Report how many lines below include "noite", giving the figure alone.

(THE DATA)
——————————

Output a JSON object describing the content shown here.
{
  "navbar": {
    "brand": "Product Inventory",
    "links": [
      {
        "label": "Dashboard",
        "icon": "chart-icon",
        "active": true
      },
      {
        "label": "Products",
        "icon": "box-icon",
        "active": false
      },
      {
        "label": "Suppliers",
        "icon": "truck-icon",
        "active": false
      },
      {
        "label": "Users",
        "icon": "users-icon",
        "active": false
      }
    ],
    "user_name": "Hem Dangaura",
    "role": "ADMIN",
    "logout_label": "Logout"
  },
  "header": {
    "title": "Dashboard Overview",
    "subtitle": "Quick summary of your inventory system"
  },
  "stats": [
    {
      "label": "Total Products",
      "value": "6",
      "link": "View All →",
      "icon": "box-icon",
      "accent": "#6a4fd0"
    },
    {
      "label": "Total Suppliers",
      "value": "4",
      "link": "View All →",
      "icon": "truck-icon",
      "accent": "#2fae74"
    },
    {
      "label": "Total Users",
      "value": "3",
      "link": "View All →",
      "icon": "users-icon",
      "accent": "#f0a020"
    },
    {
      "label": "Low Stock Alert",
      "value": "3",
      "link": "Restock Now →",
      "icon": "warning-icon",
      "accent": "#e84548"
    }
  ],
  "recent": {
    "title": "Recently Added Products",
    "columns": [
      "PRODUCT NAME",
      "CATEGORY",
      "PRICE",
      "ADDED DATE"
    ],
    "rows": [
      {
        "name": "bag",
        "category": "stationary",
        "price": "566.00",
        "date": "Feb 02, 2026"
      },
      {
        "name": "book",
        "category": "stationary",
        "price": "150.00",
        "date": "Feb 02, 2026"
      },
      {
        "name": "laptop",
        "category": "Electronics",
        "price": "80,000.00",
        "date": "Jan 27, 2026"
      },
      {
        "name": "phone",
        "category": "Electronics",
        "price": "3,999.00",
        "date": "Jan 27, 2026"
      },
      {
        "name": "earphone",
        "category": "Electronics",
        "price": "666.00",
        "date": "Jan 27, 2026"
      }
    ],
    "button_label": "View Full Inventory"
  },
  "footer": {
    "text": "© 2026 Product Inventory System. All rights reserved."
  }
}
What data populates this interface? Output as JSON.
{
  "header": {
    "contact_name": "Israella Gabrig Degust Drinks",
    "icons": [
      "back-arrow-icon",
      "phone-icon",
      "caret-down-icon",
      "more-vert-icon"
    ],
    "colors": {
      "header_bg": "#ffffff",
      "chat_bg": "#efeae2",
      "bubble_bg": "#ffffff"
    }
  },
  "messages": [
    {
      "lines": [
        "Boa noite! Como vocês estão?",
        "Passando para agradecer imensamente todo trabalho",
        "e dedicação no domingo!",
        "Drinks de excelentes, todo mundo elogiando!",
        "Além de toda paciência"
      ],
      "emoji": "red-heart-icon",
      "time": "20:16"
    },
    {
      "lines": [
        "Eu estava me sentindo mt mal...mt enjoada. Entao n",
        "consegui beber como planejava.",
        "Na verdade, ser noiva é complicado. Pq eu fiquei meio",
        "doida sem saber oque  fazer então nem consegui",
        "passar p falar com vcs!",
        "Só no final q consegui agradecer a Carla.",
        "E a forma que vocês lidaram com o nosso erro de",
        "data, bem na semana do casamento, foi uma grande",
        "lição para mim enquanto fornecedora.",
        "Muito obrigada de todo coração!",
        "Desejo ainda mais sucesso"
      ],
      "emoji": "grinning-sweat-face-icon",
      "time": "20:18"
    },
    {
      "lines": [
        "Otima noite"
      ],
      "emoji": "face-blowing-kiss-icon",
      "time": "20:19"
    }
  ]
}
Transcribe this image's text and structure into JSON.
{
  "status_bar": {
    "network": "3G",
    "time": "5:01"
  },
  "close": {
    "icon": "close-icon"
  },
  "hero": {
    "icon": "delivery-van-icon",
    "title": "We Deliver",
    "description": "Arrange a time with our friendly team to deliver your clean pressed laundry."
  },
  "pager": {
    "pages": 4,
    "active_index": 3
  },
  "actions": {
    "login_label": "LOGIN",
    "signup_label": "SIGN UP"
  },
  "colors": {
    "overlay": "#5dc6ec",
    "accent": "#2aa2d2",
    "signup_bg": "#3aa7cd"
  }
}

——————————

(EXERCISE RESPONSE)
2